A single number is the answer: the count of lines in these records with "true" in them.

** Opening MATERIALS PROVIDED block **

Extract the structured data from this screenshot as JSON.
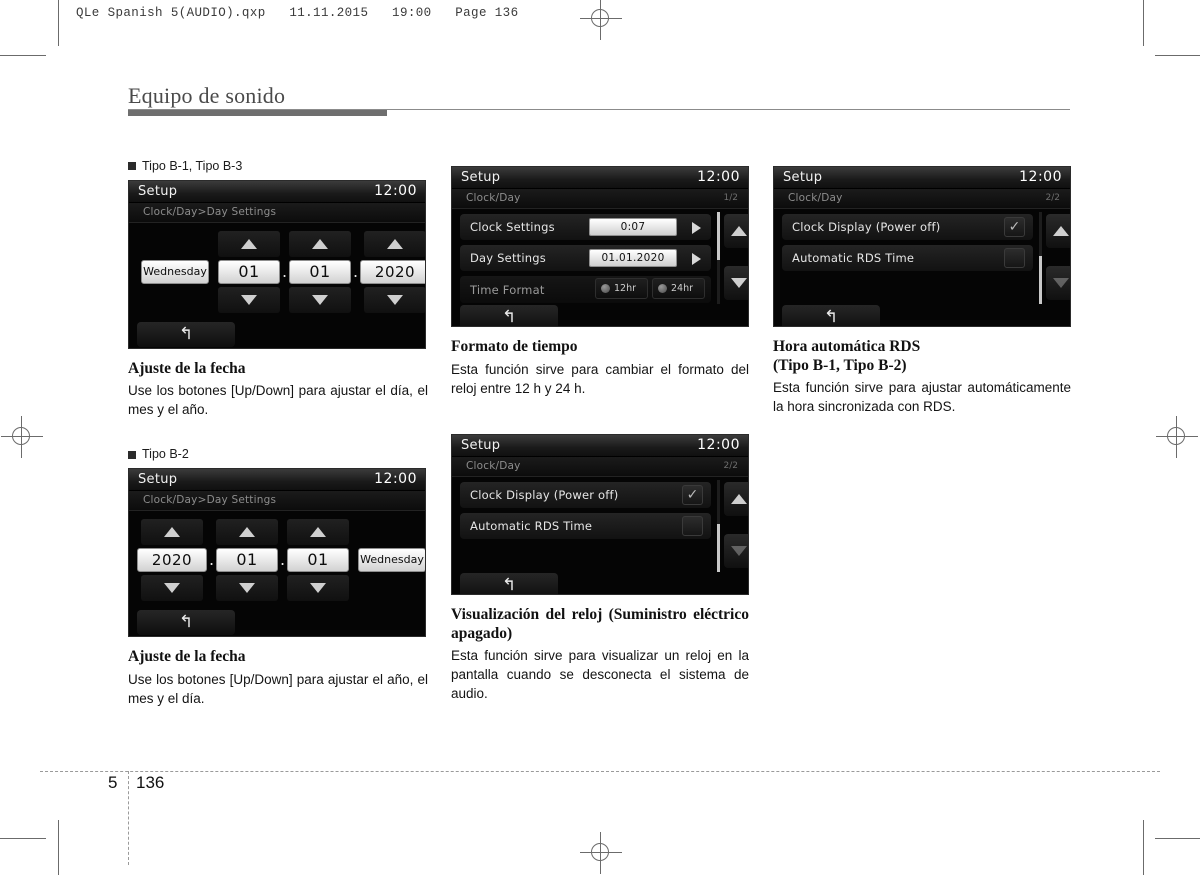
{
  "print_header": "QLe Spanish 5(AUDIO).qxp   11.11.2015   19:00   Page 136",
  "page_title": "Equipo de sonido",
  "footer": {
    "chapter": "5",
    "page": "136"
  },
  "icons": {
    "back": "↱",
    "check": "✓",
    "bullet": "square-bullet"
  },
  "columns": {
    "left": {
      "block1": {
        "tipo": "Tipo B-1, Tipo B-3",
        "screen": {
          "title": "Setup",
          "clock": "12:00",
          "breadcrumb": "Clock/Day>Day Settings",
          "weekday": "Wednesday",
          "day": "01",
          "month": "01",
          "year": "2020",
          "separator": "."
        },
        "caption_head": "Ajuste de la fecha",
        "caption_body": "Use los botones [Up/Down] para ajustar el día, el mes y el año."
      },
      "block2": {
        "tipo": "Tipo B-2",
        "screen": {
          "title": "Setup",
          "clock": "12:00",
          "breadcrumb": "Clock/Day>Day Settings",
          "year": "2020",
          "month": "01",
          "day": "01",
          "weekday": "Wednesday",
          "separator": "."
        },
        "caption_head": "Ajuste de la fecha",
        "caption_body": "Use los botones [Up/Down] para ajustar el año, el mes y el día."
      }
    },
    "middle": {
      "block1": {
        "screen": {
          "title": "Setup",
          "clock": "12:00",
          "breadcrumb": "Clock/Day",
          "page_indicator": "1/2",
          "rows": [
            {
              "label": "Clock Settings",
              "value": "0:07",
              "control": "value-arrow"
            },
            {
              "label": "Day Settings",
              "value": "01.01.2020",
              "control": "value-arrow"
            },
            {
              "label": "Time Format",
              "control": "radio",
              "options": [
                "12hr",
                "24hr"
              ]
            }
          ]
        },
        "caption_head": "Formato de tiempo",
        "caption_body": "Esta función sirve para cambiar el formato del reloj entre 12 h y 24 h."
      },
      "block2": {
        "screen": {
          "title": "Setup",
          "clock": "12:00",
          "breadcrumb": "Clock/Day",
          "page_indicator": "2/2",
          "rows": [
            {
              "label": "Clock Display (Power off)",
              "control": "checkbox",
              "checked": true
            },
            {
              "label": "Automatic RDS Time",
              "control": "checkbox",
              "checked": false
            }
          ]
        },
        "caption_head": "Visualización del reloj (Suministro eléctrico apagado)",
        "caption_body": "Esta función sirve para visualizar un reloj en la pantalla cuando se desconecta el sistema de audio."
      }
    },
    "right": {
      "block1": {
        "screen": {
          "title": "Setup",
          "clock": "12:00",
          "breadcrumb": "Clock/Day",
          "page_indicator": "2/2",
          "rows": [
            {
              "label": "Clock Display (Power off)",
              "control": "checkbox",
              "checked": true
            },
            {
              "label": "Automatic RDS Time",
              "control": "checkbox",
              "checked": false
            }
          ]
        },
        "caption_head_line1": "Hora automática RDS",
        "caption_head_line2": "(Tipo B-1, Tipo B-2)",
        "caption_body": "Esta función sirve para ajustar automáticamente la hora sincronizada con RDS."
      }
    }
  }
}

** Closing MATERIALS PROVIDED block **
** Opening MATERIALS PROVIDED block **

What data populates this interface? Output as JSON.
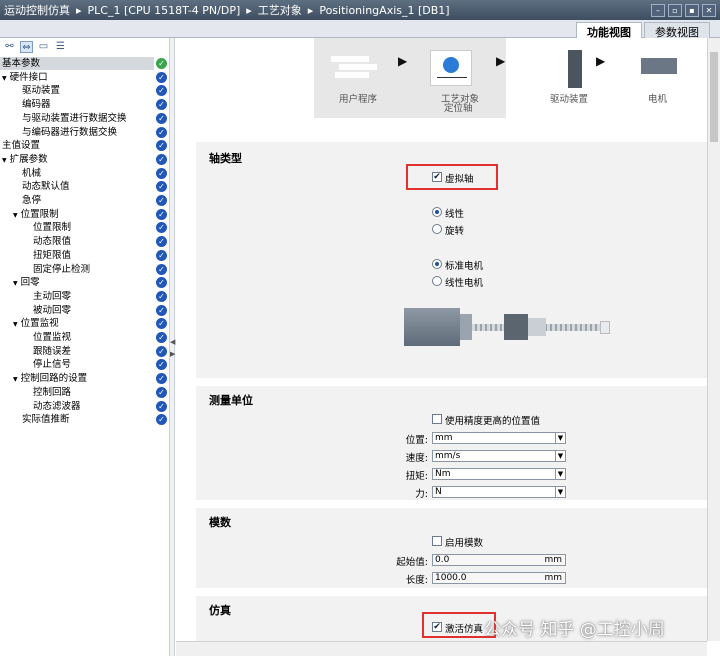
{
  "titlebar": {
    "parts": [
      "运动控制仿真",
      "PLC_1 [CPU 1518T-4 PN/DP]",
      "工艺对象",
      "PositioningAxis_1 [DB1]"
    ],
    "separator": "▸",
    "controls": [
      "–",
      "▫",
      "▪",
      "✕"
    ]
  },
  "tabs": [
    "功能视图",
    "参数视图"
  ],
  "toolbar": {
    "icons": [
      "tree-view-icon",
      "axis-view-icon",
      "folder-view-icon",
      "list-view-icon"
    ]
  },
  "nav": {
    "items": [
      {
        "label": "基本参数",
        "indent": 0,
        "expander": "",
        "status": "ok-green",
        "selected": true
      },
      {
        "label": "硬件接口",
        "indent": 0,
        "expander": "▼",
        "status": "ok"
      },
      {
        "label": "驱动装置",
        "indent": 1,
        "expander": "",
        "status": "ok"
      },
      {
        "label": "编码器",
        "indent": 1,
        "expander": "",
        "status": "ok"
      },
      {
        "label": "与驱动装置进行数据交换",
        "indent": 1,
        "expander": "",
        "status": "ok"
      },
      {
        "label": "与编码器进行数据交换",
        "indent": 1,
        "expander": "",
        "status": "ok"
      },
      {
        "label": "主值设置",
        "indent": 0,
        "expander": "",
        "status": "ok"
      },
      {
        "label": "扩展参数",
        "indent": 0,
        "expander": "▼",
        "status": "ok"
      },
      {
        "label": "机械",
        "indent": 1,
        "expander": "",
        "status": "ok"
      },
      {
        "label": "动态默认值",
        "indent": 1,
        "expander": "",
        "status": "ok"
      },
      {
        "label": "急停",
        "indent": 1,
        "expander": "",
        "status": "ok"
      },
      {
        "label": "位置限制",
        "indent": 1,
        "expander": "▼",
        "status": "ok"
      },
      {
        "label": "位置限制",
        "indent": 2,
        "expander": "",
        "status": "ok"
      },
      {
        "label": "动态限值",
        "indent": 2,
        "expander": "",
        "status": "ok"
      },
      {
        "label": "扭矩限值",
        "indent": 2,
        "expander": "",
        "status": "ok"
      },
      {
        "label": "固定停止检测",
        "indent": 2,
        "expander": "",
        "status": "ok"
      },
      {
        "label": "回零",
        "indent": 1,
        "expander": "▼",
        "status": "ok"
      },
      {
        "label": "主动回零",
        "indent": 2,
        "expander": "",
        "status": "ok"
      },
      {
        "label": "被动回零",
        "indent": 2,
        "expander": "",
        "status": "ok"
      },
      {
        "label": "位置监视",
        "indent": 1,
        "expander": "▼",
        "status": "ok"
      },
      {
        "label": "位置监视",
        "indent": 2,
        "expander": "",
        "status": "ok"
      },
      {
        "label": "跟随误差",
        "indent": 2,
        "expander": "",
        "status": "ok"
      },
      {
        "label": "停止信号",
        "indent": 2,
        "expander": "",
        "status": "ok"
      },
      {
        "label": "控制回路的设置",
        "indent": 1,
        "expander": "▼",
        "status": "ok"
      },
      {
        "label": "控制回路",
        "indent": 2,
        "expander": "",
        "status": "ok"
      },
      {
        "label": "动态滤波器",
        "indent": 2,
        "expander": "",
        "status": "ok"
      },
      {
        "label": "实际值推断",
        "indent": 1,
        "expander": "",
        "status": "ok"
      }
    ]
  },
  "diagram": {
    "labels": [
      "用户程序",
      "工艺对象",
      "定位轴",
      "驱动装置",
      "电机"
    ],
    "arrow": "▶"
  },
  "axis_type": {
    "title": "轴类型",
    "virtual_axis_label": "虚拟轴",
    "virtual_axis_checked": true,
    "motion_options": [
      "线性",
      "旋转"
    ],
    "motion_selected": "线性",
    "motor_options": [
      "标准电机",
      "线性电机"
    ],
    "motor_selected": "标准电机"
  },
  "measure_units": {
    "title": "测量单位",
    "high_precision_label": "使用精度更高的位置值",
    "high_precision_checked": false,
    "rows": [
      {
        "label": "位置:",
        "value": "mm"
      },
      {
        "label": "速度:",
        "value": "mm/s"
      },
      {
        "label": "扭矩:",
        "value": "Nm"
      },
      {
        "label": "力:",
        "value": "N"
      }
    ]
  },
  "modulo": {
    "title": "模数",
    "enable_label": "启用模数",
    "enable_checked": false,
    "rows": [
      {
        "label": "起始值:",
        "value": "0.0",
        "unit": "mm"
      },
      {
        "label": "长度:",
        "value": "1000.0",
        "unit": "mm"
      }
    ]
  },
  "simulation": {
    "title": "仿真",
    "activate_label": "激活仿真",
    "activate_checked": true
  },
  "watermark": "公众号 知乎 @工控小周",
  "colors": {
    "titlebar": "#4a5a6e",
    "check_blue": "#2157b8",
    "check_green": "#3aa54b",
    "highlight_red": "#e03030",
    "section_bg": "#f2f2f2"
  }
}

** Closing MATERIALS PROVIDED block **

WORKED SOLUTION: 5